“Birthed, adopted, called”
I’d like to try something a bit different this morning – a message that is more like a conversation between two persons. Call it a “dialogue.” Sermons should actually be more like a dialogue between the preacher and the congregation, with God somehow part of the conversation through our interacting with the Word in scripture, empowered by the Holy Spirit’s presence. I say it “should” be, though more often it is a monologue. Just one person speaks. Everyone else listens.
Dialogues can be nerve-wracking, because a conversation can move in numerous directions. You may start out thinking you know where it will end up, but along the way things can shift to an altogether different location. Take Nicodemus and his dialogue with Jesus. Where he started out in this nighttime encounter was not where things ended up. From this conversation many of us have memorized a pivotal verse about God so loving the world and giving his Son and a deep-seated trust that leads to eternal life. The words, however, are not for a bumper sticker. It takes a lifetime to unpack them or, better put, for this faith to be brought to birth in us through the work of the Spirit. Faith, trust, belief – this is a dialogue, not a monologue.

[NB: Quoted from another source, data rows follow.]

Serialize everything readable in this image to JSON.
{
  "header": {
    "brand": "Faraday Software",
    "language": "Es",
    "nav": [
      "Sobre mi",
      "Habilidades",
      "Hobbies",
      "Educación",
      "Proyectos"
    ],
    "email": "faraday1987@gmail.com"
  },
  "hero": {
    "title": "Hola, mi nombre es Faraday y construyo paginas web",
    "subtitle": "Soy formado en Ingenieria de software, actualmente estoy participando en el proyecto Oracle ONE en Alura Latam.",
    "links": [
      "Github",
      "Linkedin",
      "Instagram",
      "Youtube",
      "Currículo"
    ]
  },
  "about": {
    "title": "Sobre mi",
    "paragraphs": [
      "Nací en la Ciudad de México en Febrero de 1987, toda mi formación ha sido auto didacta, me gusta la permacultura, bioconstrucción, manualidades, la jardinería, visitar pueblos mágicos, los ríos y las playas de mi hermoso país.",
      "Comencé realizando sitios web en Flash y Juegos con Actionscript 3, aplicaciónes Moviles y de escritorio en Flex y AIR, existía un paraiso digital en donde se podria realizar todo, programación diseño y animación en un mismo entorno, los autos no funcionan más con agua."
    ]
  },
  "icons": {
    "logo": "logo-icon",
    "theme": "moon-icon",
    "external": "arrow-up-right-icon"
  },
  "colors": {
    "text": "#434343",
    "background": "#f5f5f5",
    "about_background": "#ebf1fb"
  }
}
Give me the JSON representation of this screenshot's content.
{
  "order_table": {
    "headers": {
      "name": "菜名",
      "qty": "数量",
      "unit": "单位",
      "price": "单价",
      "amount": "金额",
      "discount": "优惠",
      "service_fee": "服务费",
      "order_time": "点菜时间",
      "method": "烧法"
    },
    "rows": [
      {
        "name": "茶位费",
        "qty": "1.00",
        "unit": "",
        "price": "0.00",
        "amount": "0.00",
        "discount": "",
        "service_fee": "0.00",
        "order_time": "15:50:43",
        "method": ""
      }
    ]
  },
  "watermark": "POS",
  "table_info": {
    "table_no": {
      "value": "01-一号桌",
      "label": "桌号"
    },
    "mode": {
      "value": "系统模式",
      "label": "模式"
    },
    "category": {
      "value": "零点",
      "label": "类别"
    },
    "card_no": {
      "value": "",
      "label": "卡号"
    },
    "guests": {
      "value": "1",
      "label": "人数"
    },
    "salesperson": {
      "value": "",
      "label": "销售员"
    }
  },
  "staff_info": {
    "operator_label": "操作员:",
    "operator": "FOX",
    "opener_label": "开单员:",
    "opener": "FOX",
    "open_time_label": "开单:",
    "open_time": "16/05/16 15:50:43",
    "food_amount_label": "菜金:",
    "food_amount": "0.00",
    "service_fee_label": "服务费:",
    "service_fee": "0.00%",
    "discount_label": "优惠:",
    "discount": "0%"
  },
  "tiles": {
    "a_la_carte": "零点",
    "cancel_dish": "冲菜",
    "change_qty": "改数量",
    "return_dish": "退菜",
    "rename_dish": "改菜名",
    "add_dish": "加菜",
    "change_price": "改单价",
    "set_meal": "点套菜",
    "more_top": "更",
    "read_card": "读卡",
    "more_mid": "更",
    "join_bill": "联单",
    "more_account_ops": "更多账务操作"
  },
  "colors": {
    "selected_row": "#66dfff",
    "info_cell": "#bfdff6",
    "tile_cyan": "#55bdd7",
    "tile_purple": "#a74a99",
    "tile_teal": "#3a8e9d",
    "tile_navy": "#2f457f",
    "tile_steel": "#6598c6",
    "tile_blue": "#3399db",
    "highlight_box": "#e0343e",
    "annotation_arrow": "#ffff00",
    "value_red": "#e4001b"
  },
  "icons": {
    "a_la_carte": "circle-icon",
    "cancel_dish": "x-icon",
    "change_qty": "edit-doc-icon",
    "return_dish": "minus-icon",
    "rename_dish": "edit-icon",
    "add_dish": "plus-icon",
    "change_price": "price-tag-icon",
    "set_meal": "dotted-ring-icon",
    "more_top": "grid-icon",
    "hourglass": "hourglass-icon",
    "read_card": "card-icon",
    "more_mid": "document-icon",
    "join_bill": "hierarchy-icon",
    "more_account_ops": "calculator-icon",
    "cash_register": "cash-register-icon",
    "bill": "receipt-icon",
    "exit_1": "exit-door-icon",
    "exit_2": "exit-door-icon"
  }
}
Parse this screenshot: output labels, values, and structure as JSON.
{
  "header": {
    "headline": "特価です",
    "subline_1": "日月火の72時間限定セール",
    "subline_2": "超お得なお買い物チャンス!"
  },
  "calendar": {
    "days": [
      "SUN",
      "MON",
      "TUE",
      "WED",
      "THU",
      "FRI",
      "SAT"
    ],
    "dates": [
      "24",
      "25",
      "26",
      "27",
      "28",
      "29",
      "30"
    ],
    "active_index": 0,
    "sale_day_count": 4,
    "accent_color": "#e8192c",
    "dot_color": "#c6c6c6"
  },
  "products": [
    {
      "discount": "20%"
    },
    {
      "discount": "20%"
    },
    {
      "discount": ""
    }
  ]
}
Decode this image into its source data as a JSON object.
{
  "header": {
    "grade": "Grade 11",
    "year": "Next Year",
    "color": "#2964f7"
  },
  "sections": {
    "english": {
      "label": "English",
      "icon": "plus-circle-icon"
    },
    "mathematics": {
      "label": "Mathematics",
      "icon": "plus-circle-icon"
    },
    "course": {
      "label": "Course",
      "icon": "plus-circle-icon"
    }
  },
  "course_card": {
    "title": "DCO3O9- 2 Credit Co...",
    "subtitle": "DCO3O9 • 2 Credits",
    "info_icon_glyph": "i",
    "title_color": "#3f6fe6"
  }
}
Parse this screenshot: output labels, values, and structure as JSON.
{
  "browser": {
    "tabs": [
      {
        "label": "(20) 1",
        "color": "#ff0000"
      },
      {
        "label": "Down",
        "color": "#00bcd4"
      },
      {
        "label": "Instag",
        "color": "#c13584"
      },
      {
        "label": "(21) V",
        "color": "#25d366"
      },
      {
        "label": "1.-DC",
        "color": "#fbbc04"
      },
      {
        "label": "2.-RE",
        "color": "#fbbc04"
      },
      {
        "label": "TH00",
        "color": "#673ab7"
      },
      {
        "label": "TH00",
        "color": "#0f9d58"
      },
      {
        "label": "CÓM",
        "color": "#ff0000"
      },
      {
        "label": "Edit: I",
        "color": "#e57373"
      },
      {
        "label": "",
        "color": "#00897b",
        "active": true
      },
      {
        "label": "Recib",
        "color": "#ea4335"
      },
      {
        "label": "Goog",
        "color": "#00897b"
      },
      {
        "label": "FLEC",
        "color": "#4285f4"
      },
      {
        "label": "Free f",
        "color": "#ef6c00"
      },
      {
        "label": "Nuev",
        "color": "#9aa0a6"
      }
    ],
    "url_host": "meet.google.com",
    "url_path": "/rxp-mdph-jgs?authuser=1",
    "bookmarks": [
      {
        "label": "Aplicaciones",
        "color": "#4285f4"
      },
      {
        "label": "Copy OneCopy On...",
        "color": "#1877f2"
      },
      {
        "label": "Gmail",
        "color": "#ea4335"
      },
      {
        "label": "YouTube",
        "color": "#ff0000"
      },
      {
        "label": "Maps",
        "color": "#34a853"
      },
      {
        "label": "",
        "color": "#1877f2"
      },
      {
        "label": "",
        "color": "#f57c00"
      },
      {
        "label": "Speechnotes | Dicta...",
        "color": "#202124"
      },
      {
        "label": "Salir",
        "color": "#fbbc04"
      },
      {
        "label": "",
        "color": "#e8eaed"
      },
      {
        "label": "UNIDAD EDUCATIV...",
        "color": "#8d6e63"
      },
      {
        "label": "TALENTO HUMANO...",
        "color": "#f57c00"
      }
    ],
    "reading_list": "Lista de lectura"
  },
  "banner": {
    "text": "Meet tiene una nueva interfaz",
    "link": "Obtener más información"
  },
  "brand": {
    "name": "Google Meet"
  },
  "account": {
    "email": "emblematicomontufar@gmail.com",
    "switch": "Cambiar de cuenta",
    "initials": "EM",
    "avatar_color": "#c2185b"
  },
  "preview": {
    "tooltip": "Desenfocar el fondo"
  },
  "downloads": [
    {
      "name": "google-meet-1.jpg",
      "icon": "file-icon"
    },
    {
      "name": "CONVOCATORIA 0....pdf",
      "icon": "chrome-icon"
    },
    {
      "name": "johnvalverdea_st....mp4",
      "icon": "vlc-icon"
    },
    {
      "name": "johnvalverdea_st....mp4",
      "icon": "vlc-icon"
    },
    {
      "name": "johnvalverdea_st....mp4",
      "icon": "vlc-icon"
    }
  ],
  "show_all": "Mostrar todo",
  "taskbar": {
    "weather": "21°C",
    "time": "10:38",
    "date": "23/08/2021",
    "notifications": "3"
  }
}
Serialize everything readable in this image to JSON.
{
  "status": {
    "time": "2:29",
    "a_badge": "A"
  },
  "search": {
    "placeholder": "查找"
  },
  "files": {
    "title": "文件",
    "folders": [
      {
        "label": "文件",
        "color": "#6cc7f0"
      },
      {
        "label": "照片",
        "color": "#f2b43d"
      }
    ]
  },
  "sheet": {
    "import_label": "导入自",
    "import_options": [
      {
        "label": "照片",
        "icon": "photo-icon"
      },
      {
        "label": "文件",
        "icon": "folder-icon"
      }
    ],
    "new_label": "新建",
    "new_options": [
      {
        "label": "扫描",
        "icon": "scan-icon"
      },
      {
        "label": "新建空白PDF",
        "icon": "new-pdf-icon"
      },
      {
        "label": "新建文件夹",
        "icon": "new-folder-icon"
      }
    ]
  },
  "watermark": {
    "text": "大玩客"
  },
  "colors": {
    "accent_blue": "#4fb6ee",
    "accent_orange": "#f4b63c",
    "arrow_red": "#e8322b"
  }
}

To be honest, I’m a bit nervous about this morning’s message, because I’m not sure where it will end up. I was delighted this week to have our sister Meghan back as part of a worship team. I’ve missed her input. As you may know, she is slowly, but surely (I hope) moving toward a call to ministry. I thought it might be helpful for the two of us to talk about that. Perhaps, if we (and you) are comfortable enough, we can widen the dialogue and receive some questions you might have. I trust that since it says in our bulletin that the ministers of this church are the people, talking about our call to ministry is not just for those in what we call “set-apart” ministries, like being a pastor. Truthfully, all are called, just as being born from above is the Spirit’s work in us all. Furthermore, spiritually we are all adopted by God, given a great inheritance by our heavenly Abba, not just the preachers and teachers among us.
The scripture immediately before this message was about Isaiah’s call to being a prophet of God. It’s marvelous to encounter, yet a little daunting to consider next to our own sense of call. I don’t have such a dramatic vision story to tell about my own formation as a minister. Just like there is not a Damascus Road, blinded-by-the-light-as-the-apostle-Paul-was tale to be told about my coming to Christ. The Spirit has moved in my life, however. Just as I know it has in yours, Meghan.
Why don’t we start there, keeping it simple?
The process from here for Meghan (new denominational polity):
1. Congregation submits name to the Calling & Credentialing Ministry Team.
2. Receive paperwork. returns “Discerner Information Form.”
3. Enters into the Discernment process, puts together a Calling Cohort.
4. Cohort meets at least 4 times during the year.
5. At the end of the discernment year, if continuing is right, fill out a Pre-licensing Interview Guide and submits it to the Ministry Interviewing Task Team.
6. Does Readiness for Ministry.
7. undergoes background check.
8. fills out a Covenant of Accountability that outlines educational goals and activity in the life of the church.
9. Ministry Interviewing Task Team interview.
10. which makes their recommendation to Calling & Credentialing Ministry Team, and upon approval, the congregation votes on the candidate.
11. Licensing Service held in congregation.
12. During the licensing period, licensed minister continues to meet with Calling Cohort.
As with any process, the Spirit moves through it - as it will (just like the wind which blows, from where to where we never fully know). God is God, after all. There will be dry times, moments of doubt, personal testing (40 days in the wilderness), times we do not consider ourselves worthy to the task (unclean lips), and times when the coal fire burns. Yes, there is “paperwork,” as always, but the process at heart is the work of the Holy Spirit moving among God’s people. Notice, it’s not just about one person. Calling is the church’s Spirit-work.
Please understand, this is not just about one person answering God’s call. We all are invited to stand with Meghan, such that when God asks, “Whom shall I send, who will go for us?” we are all invited to speak up with her, “Here I am, Lord. Send me.”